Although many universities and colleges in the United States are actively participating in recycling schemes—such as Recyclemania—a growing practice among some is simply to ban the sale or restrict the use of bottled water. According to a March 2013 article in Bloomberg, more than 90 US universities and colleges—including Ivy League universities such as Harvard and Brown—are actively participating in the ban. The universities are now providing students with stainless-steel bottles and encouraging the use of hydration stations throughout campuses. The universities advocating the ban point to the environmental benefits—such as reducing campus waste and the need to transport bottles across the country. The town of Concord, Massachusetts, also decided to go the way of a ban, becoming the first town in the United States to ban the sale of bottled water in units of less than 1 liter from 1 January 2013. One significant flaw in these bans is that the restrictions cover still-water bottles only. The bans' opponents—such as the International Bottled Water Association—point out that the bans may be driving people to consume more carbonated soft drinks and other less-healthful alternatives. These bans also do not stop people from simply driving down the road to the next town to do their shopping. Although restrictions on single-serve water bottles may reduce the amount of waste within these small communities, they may also be detrimental to promoting the recycling of other products and further diminish the flow of material to an already undercapacity recycling industry.

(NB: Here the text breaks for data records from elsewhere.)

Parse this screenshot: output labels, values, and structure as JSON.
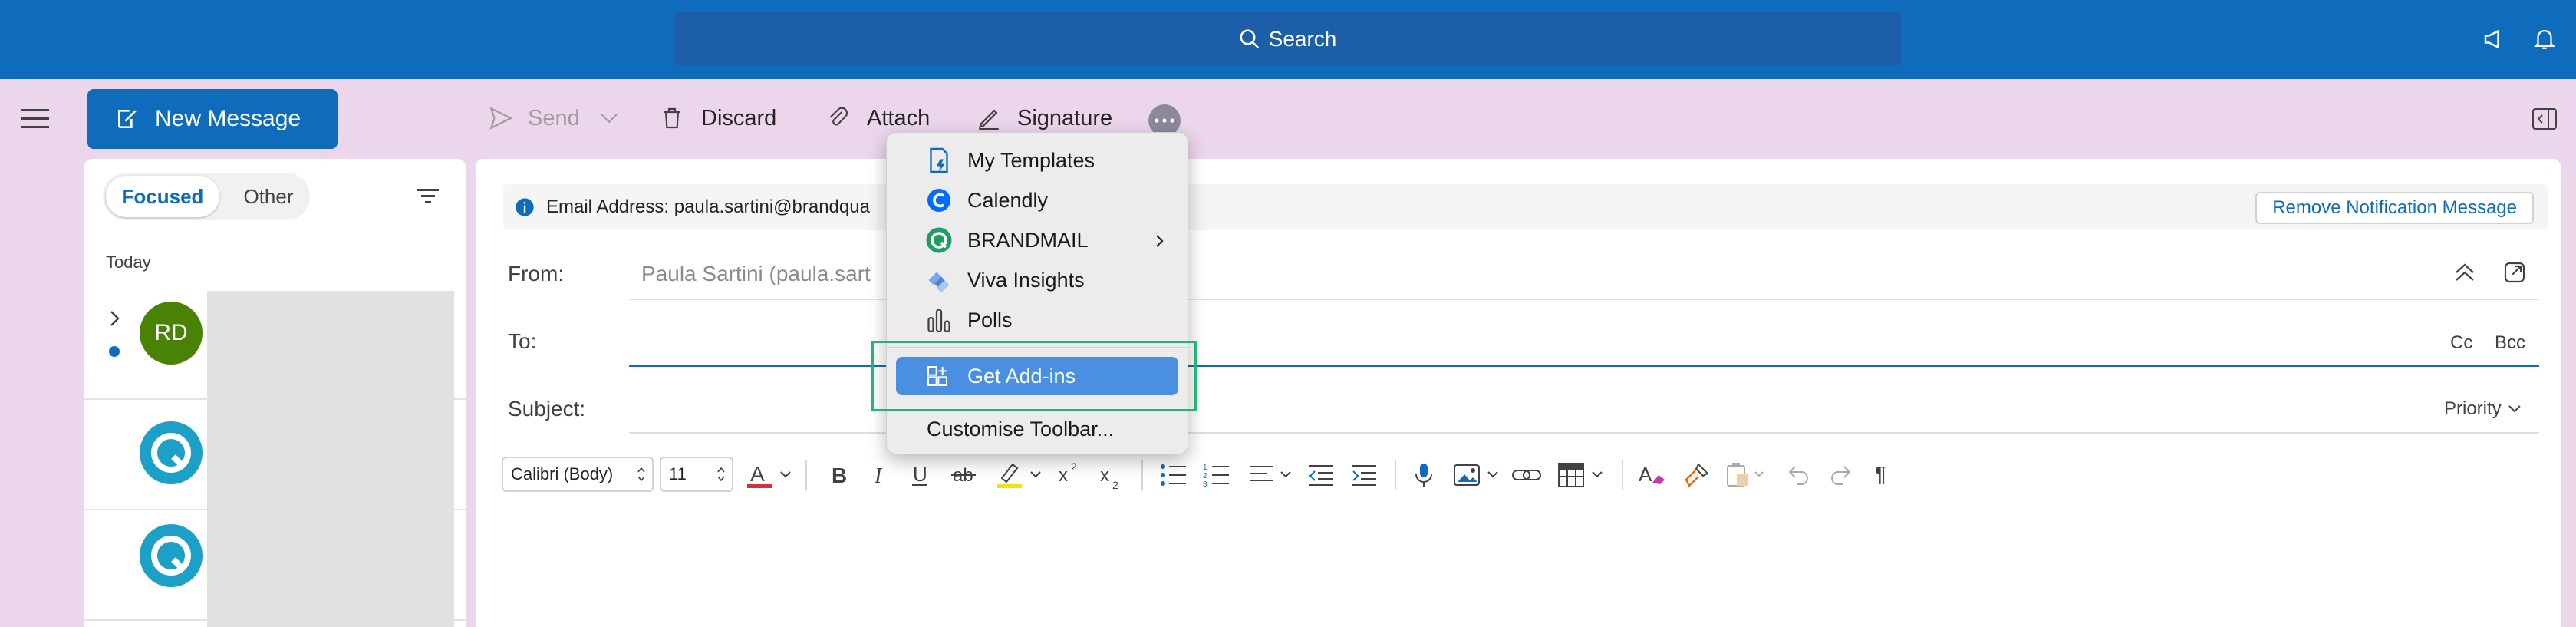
{
  "topbar": {
    "search_label": "Search"
  },
  "left": {
    "new_message_label": "New Message",
    "tabs": {
      "focused": "Focused",
      "other": "Other"
    },
    "section_today": "Today",
    "messages": [
      {
        "initials": "RD"
      }
    ]
  },
  "toolbar": {
    "send": "Send",
    "discard": "Discard",
    "attach": "Attach",
    "signature": "Signature"
  },
  "notice": {
    "text": "Email Address: paula.sartini@brandqua",
    "remove_label": "Remove Notification Message"
  },
  "fields": {
    "from_label": "From:",
    "from_value": "Paula Sartini (paula.sart",
    "to_label": "To:",
    "cc": "Cc",
    "bcc": "Bcc",
    "subject_label": "Subject:",
    "priority": "Priority"
  },
  "format": {
    "font": "Calibri (Body)",
    "size": "11"
  },
  "menu": {
    "items": [
      {
        "label": "My Templates"
      },
      {
        "label": "Calendly"
      },
      {
        "label": "BRANDMAIL"
      },
      {
        "label": "Viva Insights"
      },
      {
        "label": "Polls"
      },
      {
        "label": "Get Add-ins"
      },
      {
        "label": "Customise Toolbar..."
      }
    ]
  },
  "colors": {
    "accent": "#0f6cbd",
    "background": "#ecd6ec",
    "menu_selected": "#4a90e2",
    "highlight_box": "#22b573"
  }
}
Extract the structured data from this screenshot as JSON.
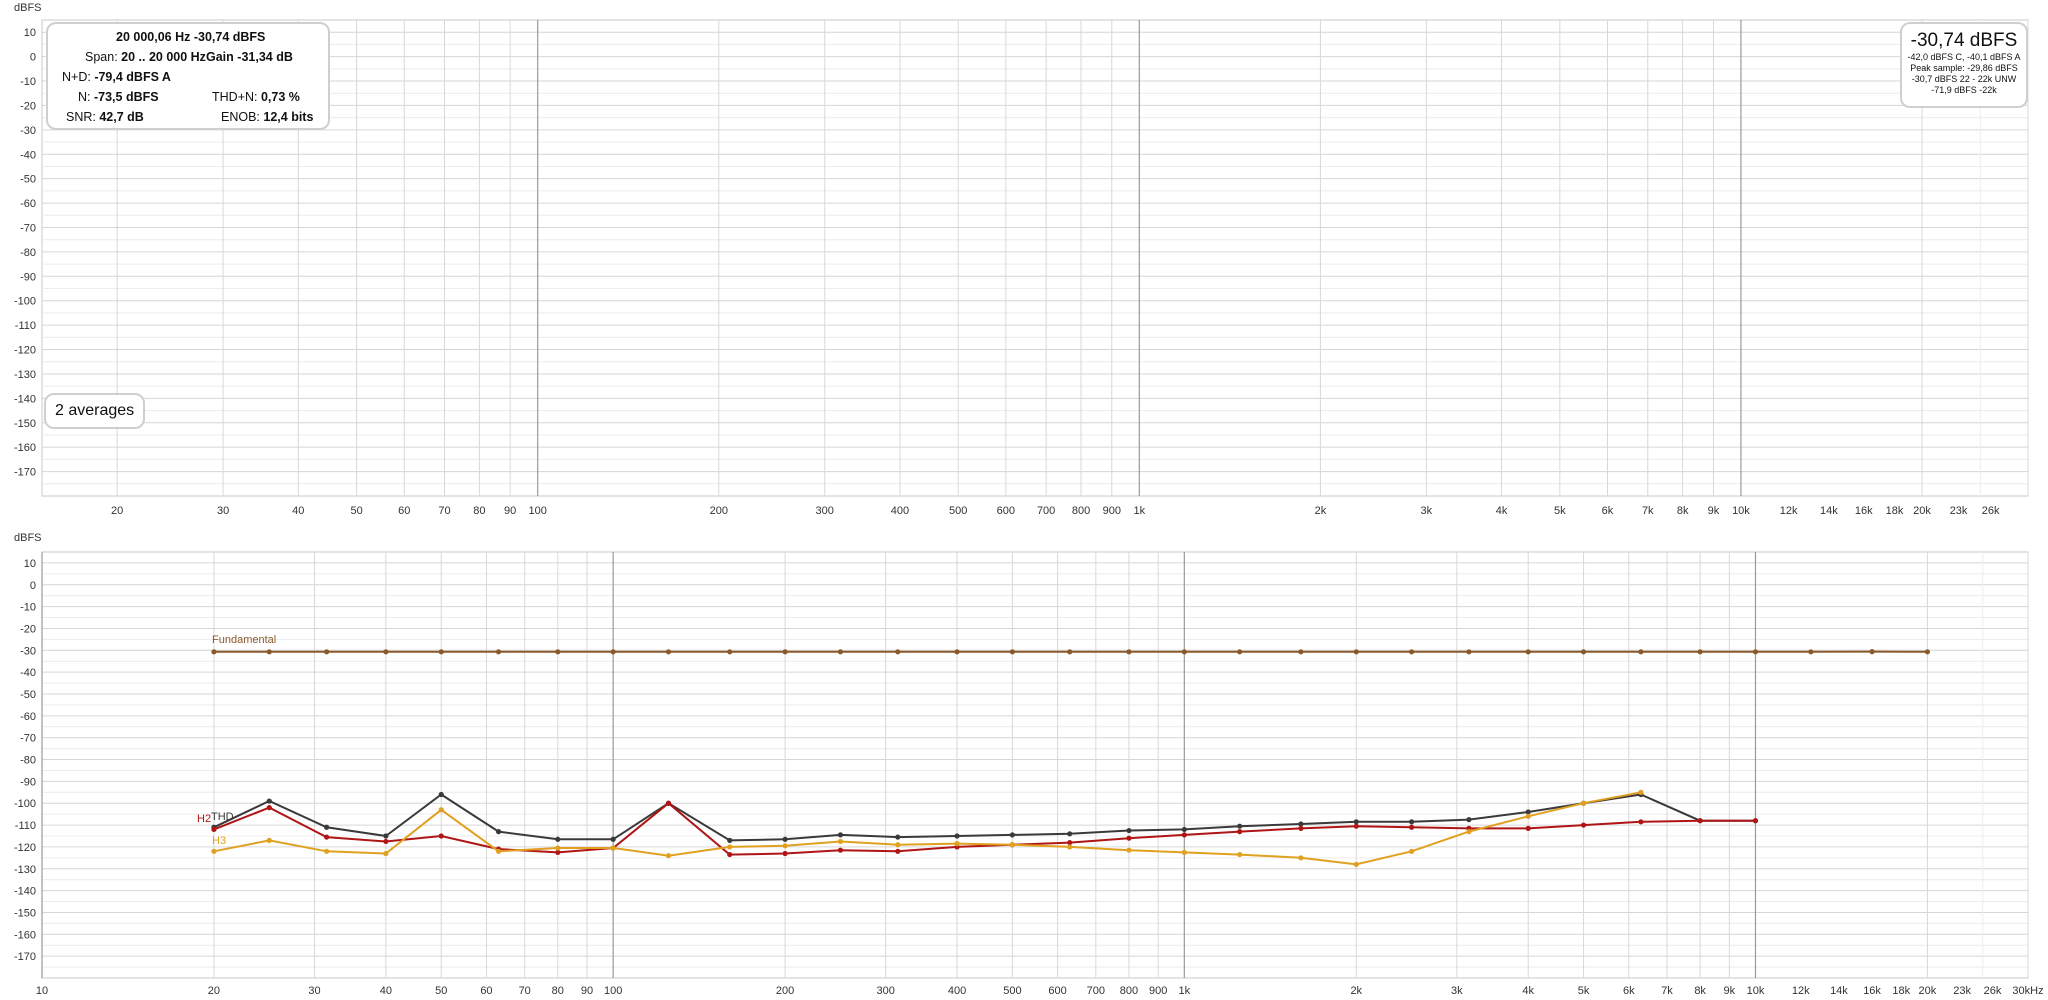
{
  "top_panel": {
    "unit_label": "dBFS",
    "info": {
      "headline": "20 000,06 Hz  -30,74 dBFS",
      "span_label": "Span:",
      "span_value": "20 .. 20 000 Hz",
      "gain_label": "Gain",
      "gain_value": "-31,34 dB",
      "nd_label": "N+D:",
      "nd_value": "-79,4 dBFS A",
      "n_label": "N:",
      "n_value": "-73,5 dBFS",
      "thdn_label": "THD+N:",
      "thdn_value": "0,73 %",
      "snr_label": "SNR:",
      "snr_value": "42,7 dB",
      "enob_label": "ENOB:",
      "enob_value": "12,4 bits"
    },
    "level": {
      "main": "-30,74 dBFS",
      "line1": "-42,0 dBFS C, -40,1 dBFS A",
      "line2": "Peak sample: -29,86 dBFS",
      "line3": "-30,7 dBFS 22 - 22k UNW",
      "line4": "-71,9 dBFS -22k"
    },
    "averages": "2 averages"
  },
  "bottom_panel": {
    "unit_label": "dBFS"
  },
  "chart_data": [
    {
      "type": "line",
      "panel": "top",
      "ylabel": "dBFS",
      "xscale": "log",
      "xlim": [
        15,
        30000
      ],
      "ylim": [
        -180,
        15
      ],
      "yticks": [
        10,
        0,
        -10,
        -20,
        -30,
        -40,
        -50,
        -60,
        -70,
        -80,
        -90,
        -100,
        -110,
        -120,
        -130,
        -140,
        -150,
        -160,
        -170
      ],
      "xticks": [
        {
          "v": 20,
          "t": "20"
        },
        {
          "v": 30,
          "t": "30"
        },
        {
          "v": 40,
          "t": "40"
        },
        {
          "v": 50,
          "t": "50"
        },
        {
          "v": 60,
          "t": "60"
        },
        {
          "v": 70,
          "t": "70"
        },
        {
          "v": 80,
          "t": "80"
        },
        {
          "v": 90,
          "t": "90"
        },
        {
          "v": 100,
          "t": "100"
        },
        {
          "v": 200,
          "t": "200"
        },
        {
          "v": 300,
          "t": "300"
        },
        {
          "v": 400,
          "t": "400"
        },
        {
          "v": 500,
          "t": "500"
        },
        {
          "v": 600,
          "t": "600"
        },
        {
          "v": 700,
          "t": "700"
        },
        {
          "v": 800,
          "t": "800"
        },
        {
          "v": 900,
          "t": "900"
        },
        {
          "v": 1000,
          "t": "1k"
        },
        {
          "v": 2000,
          "t": "2k"
        },
        {
          "v": 3000,
          "t": "3k"
        },
        {
          "v": 4000,
          "t": "4k"
        },
        {
          "v": 5000,
          "t": "5k"
        },
        {
          "v": 6000,
          "t": "6k"
        },
        {
          "v": 7000,
          "t": "7k"
        },
        {
          "v": 8000,
          "t": "8k"
        },
        {
          "v": 9000,
          "t": "9k"
        },
        {
          "v": 10000,
          "t": "10k"
        },
        {
          "v": 12000,
          "t": "12k"
        },
        {
          "v": 14000,
          "t": "14k"
        },
        {
          "v": 16000,
          "t": "16k"
        },
        {
          "v": 18000,
          "t": "18k"
        },
        {
          "v": 20000,
          "t": "20k"
        },
        {
          "v": 23000,
          "t": "23k"
        },
        {
          "v": 26000,
          "t": "26k"
        }
      ],
      "series": []
    },
    {
      "type": "line",
      "panel": "bottom",
      "ylabel": "dBFS",
      "xscale": "log",
      "xlim": [
        10,
        30000
      ],
      "ylim": [
        -180,
        15
      ],
      "yticks": [
        10,
        0,
        -10,
        -20,
        -30,
        -40,
        -50,
        -60,
        -70,
        -80,
        -90,
        -100,
        -110,
        -120,
        -130,
        -140,
        -150,
        -160,
        -170
      ],
      "xticks": [
        {
          "v": 10,
          "t": "10"
        },
        {
          "v": 20,
          "t": "20"
        },
        {
          "v": 30,
          "t": "30"
        },
        {
          "v": 40,
          "t": "40"
        },
        {
          "v": 50,
          "t": "50"
        },
        {
          "v": 60,
          "t": "60"
        },
        {
          "v": 70,
          "t": "70"
        },
        {
          "v": 80,
          "t": "80"
        },
        {
          "v": 90,
          "t": "90"
        },
        {
          "v": 100,
          "t": "100"
        },
        {
          "v": 200,
          "t": "200"
        },
        {
          "v": 300,
          "t": "300"
        },
        {
          "v": 400,
          "t": "400"
        },
        {
          "v": 500,
          "t": "500"
        },
        {
          "v": 600,
          "t": "600"
        },
        {
          "v": 700,
          "t": "700"
        },
        {
          "v": 800,
          "t": "800"
        },
        {
          "v": 900,
          "t": "900"
        },
        {
          "v": 1000,
          "t": "1k"
        },
        {
          "v": 2000,
          "t": "2k"
        },
        {
          "v": 3000,
          "t": "3k"
        },
        {
          "v": 4000,
          "t": "4k"
        },
        {
          "v": 5000,
          "t": "5k"
        },
        {
          "v": 6000,
          "t": "6k"
        },
        {
          "v": 7000,
          "t": "7k"
        },
        {
          "v": 8000,
          "t": "8k"
        },
        {
          "v": 9000,
          "t": "9k"
        },
        {
          "v": 10000,
          "t": "10k"
        },
        {
          "v": 12000,
          "t": "12k"
        },
        {
          "v": 14000,
          "t": "14k"
        },
        {
          "v": 16000,
          "t": "16k"
        },
        {
          "v": 18000,
          "t": "18k"
        },
        {
          "v": 20000,
          "t": "20k"
        },
        {
          "v": 23000,
          "t": "23k"
        },
        {
          "v": 26000,
          "t": "26k"
        },
        {
          "v": 30000,
          "t": "30kHz"
        }
      ],
      "series": [
        {
          "name": "Fundamental",
          "color": "#8B5A2B",
          "x": [
            20,
            25,
            31.5,
            40,
            50,
            63,
            80,
            100,
            125,
            160,
            200,
            250,
            315,
            400,
            500,
            630,
            800,
            1000,
            1250,
            1600,
            2000,
            2500,
            3150,
            4000,
            5000,
            6300,
            8000,
            10000,
            12500,
            16000,
            20000
          ],
          "y": [
            -30.7,
            -30.7,
            -30.7,
            -30.7,
            -30.7,
            -30.7,
            -30.7,
            -30.7,
            -30.7,
            -30.7,
            -30.7,
            -30.7,
            -30.7,
            -30.7,
            -30.7,
            -30.7,
            -30.7,
            -30.7,
            -30.7,
            -30.7,
            -30.7,
            -30.7,
            -30.7,
            -30.7,
            -30.7,
            -30.7,
            -30.7,
            -30.7,
            -30.7,
            -30.6,
            -30.7
          ]
        },
        {
          "name": "THD",
          "color": "#3a3a3a",
          "x": [
            20,
            25,
            31.5,
            40,
            50,
            63,
            80,
            100,
            125,
            160,
            200,
            250,
            315,
            400,
            500,
            630,
            800,
            1000,
            1250,
            1600,
            2000,
            2500,
            3150,
            4000,
            5000,
            6300,
            8000,
            10000
          ],
          "y": [
            -111,
            -99,
            -111,
            -115,
            -96,
            -113,
            -116.5,
            -116.5,
            -100,
            -117,
            -116.5,
            -114.5,
            -115.5,
            -115,
            -114.5,
            -114,
            -112.5,
            -112,
            -110.5,
            -109.5,
            -108.5,
            -108.5,
            -107.5,
            -104,
            -100,
            -96,
            -108,
            -108
          ]
        },
        {
          "name": "H2",
          "color": "#b01515",
          "x": [
            20,
            25,
            31.5,
            40,
            50,
            63,
            80,
            100,
            125,
            160,
            200,
            250,
            315,
            400,
            500,
            630,
            800,
            1000,
            1250,
            1600,
            2000,
            2500,
            3150,
            4000,
            5000,
            6300,
            8000,
            10000
          ],
          "y": [
            -112,
            -102,
            -115.5,
            -117.5,
            -115,
            -121,
            -122.5,
            -120.5,
            -100,
            -123.5,
            -123,
            -121.5,
            -122,
            -120,
            -119,
            -118,
            -116,
            -114.5,
            -113,
            -111.5,
            -110.5,
            -111,
            -111.5,
            -111.5,
            -110,
            -108.5,
            -108,
            -108
          ]
        },
        {
          "name": "H3",
          "color": "#e0a020",
          "x": [
            20,
            25,
            31.5,
            40,
            50,
            63,
            80,
            100,
            125,
            160,
            200,
            250,
            315,
            400,
            500,
            630,
            800,
            1000,
            1250,
            1600,
            2000,
            2500,
            3150,
            4000,
            5000,
            6300
          ],
          "y": [
            -122,
            -117,
            -122,
            -123,
            -103,
            -122,
            -120.5,
            -120.5,
            -124,
            -120,
            -119.5,
            -117.5,
            -119,
            -118.5,
            -119,
            -120,
            -121.5,
            -122.5,
            -123.5,
            -125,
            -128,
            -122,
            -113,
            -106,
            -100,
            -95
          ]
        }
      ]
    }
  ]
}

The light weight of PET containers also presents another challenge for the recycling industry. According to the BMC, in the past 11 years the average weight of a half-liter single-serve PET plastic water bottle has dropped by 47.8% to 9.9 g. Although this weight reduction has resulted in a saving of 3.3 billion pounds of PET resin in the United States since 2000 and has significantly reduced the environmental footprint of the bottling industry, it has meant that recyclers now face the task of collecting nearly twice as many bottles for the same weight of PET. Recyclers are also facing higher transportation costs because a truck full of bottles now renders less rPET product.
Although many companies are betting big on a continued and sustained demand for rPET, doubts remain about the long-term profitability of running recycling plants substantially below maximum capacity. If margins tighten further, recyclers may need to increase the price of rPET, potentially eroding some of its competitiveness against virgin-grade PET. Local authorities may also decide to pass the cost of disposal onto households and consumers through taxation or other means if they cannot secure a higher enough price for their waste. Such actions could provoke further consumer led bans, which may further weaken the supply of postconsumer waste. Recycled PET may also face growing competition from bioplastics, which may also be accentuated by potential future legislation on biobased content.